— Exercise description —
Each record below needs to be retyped exactly.

— Dataset entries —

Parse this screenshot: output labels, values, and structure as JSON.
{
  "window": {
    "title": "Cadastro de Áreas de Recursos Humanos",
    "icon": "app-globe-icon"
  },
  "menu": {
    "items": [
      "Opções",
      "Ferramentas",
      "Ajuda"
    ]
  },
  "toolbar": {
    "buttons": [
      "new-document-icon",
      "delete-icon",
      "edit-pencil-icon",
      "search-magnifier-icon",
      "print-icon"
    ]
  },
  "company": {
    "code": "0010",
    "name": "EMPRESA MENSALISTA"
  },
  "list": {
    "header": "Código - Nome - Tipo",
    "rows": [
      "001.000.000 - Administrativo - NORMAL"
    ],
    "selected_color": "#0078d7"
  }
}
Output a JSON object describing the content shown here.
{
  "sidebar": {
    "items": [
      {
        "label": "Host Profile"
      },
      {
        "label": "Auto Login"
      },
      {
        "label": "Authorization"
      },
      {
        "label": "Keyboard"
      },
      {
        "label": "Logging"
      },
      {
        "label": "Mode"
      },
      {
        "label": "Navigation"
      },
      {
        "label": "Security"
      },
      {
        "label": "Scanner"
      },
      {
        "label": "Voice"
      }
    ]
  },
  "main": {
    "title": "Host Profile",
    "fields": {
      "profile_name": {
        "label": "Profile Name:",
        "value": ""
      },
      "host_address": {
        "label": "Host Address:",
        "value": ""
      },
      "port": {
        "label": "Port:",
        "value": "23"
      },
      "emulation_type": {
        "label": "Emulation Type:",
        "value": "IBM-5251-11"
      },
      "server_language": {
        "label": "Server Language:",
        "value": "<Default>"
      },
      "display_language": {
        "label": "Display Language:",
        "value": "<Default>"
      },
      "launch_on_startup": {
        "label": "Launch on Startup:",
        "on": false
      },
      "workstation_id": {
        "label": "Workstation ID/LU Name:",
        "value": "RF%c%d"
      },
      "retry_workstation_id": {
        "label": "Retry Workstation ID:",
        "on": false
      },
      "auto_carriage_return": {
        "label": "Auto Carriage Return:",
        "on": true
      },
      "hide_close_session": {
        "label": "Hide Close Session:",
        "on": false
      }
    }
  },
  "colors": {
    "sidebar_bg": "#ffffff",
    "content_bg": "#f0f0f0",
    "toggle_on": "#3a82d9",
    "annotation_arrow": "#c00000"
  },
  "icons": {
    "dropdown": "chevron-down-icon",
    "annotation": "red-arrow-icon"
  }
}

— Expected answer —
Parse this screenshot: output labels, values, and structure as JSON.
{
  "window": {
    "title": "Cadastro de Áreas de Recursos Humanos",
    "icon": "app-globe-icon"
  },
  "menu": {
    "items": [
      "Opções",
      "Ferramentas",
      "Ajuda"
    ]
  },
  "toolbar": {
    "buttons": [
      "new-document-icon",
      "delete-icon",
      "edit-pencil-icon",
      "search-magnifier-icon",
      "print-icon"
    ]
  },
  "company": {
    "code": "0010",
    "name": "EMPRESA MENSALISTA"
  },
  "list": {
    "header": "Código - Nome - Tipo",
    "rows": [
      "001.000.000 - Administrativo - NORMAL"
    ],
    "selected_color": "#0078d7"
  }
}
Output a JSON object describing the content shown here.
{
  "sidebar": {
    "items": [
      {
        "label": "Host Profile"
      },
      {
        "label": "Auto Login"
      },
      {
        "label": "Authorization"
      },
      {
        "label": "Keyboard"
      },
      {
        "label": "Logging"
      },
      {
        "label": "Mode"
      },
      {
        "label": "Navigation"
      },
      {
        "label": "Security"
      },
      {
        "label": "Scanner"
      },
      {
        "label": "Voice"
      }
    ]
  },
  "main": {
    "title": "Host Profile",
    "fields": {
      "profile_name": {
        "label": "Profile Name:",
        "value": ""
      },
      "host_address": {
        "label": "Host Address:",
        "value": ""
      },
      "port": {
        "label": "Port:",
        "value": "23"
      },
      "emulation_type": {
        "label": "Emulation Type:",
        "value": "IBM-5251-11"
      },
      "server_language": {
        "label": "Server Language:",
        "value": "<Default>"
      },
      "display_language": {
        "label": "Display Language:",
        "value": "<Default>"
      },
      "launch_on_startup": {
        "label": "Launch on Startup:",
        "on": false
      },
      "workstation_id": {
        "label": "Workstation ID/LU Name:",
        "value": "RF%c%d"
      },
      "retry_workstation_id": {
        "label": "Retry Workstation ID:",
        "on": false
      },
      "auto_carriage_return": {
        "label": "Auto Carriage Return:",
        "on": true
      },
      "hide_close_session": {
        "label": "Hide Close Session:",
        "on": false
      }
    }
  },
  "colors": {
    "sidebar_bg": "#ffffff",
    "content_bg": "#f0f0f0",
    "toggle_on": "#3a82d9",
    "annotation_arrow": "#c00000"
  },
  "icons": {
    "dropdown": "chevron-down-icon",
    "annotation": "red-arrow-icon"
  }
}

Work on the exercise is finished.